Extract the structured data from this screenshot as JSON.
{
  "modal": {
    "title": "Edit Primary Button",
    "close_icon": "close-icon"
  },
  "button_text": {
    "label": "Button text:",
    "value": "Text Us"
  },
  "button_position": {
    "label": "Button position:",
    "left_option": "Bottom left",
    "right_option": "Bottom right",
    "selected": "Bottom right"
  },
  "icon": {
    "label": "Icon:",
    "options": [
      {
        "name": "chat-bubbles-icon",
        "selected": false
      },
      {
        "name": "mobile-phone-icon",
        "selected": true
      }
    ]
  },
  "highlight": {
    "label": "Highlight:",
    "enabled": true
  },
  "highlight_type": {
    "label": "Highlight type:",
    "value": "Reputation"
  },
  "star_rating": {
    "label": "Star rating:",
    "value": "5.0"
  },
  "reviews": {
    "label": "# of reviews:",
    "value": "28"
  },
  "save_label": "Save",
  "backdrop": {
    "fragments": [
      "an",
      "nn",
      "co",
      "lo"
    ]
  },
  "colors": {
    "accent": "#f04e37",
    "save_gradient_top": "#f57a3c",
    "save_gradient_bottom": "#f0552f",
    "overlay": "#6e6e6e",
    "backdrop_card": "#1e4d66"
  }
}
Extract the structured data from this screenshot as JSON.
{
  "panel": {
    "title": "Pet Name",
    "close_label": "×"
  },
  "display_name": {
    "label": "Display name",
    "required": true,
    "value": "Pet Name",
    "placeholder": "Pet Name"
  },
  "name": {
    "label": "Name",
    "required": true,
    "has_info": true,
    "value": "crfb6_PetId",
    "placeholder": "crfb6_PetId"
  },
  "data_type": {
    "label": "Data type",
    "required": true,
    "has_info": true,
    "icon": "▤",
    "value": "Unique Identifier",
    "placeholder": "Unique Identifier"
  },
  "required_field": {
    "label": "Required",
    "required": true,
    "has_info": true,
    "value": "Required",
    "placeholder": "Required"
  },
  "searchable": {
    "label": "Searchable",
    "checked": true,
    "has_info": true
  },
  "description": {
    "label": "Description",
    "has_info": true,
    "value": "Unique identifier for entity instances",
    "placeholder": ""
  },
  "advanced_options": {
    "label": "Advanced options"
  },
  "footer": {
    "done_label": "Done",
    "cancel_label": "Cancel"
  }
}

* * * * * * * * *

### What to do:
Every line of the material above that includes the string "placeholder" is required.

### Answer below:
    "placeholder": "Pet Name"
    "placeholder": "crfb6_PetId"
    "placeholder": "Unique Identifier"
    "placeholder": "Required"
    "placeholder": ""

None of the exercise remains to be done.